BEGIN Extracted data

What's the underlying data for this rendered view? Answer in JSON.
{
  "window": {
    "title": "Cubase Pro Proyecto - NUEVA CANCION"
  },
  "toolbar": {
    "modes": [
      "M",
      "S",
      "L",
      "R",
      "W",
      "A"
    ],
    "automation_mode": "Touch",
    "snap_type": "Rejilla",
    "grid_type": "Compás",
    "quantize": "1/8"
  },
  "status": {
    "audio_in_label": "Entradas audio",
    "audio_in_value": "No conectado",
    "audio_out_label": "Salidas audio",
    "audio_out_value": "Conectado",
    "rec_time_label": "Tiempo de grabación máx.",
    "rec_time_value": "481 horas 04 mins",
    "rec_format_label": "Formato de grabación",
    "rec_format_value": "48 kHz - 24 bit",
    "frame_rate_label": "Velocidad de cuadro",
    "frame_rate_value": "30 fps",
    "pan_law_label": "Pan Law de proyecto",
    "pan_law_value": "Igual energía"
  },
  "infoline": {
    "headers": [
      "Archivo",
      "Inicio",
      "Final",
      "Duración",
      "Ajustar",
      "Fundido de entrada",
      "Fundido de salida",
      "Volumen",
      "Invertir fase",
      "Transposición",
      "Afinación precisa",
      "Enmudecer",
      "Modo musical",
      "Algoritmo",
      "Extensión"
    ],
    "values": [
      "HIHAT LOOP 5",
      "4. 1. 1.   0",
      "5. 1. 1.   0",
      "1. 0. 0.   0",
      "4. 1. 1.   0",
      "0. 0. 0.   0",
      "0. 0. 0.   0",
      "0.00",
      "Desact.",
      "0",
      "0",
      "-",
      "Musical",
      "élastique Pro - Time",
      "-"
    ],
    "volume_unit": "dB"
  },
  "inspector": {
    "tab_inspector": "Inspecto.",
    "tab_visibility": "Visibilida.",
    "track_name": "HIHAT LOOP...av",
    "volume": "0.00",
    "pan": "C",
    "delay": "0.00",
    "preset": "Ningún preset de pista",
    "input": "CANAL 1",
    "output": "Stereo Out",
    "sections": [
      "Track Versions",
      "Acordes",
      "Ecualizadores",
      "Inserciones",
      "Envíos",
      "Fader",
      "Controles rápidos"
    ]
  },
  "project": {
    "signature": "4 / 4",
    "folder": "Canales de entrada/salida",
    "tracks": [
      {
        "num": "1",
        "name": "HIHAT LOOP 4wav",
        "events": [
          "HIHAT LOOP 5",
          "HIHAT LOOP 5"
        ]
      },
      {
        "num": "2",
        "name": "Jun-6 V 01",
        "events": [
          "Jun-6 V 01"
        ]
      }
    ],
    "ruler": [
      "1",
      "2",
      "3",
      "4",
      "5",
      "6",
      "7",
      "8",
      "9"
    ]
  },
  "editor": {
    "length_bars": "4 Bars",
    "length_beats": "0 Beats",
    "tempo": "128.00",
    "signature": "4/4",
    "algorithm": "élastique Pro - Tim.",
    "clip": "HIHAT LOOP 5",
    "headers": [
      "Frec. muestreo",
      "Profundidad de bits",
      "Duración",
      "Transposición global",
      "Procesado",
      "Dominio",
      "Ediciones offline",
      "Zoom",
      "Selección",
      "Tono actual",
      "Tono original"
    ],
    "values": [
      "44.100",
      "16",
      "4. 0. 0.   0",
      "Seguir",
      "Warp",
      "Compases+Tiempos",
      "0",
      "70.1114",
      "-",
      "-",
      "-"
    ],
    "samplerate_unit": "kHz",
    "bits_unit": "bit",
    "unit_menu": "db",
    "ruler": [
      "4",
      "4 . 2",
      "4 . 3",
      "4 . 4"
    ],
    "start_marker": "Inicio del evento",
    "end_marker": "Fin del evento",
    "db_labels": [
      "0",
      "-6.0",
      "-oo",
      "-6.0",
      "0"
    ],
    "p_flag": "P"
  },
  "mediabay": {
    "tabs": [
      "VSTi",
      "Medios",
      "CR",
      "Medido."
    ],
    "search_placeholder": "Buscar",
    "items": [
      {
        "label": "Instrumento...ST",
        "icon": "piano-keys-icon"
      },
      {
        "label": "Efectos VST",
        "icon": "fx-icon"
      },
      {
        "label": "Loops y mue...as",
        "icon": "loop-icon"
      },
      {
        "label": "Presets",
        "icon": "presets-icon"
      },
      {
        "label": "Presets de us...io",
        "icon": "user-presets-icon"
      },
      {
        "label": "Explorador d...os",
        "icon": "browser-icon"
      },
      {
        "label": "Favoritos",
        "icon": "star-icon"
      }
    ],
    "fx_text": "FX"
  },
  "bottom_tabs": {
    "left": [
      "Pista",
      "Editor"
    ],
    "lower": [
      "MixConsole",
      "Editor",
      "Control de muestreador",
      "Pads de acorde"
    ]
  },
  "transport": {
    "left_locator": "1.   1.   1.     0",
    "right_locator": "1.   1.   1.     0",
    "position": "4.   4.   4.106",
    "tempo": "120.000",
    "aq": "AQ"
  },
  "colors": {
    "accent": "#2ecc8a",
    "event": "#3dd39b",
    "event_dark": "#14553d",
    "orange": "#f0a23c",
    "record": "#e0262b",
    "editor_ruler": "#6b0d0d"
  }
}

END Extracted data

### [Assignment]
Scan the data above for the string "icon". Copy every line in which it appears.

### [Task solution]
        "icon": "piano-keys-icon"
        "icon": "fx-icon"
        "icon": "loop-icon"
        "icon": "presets-icon"
        "icon": "user-presets-icon"
        "icon": "browser-icon"
        "icon": "star-icon"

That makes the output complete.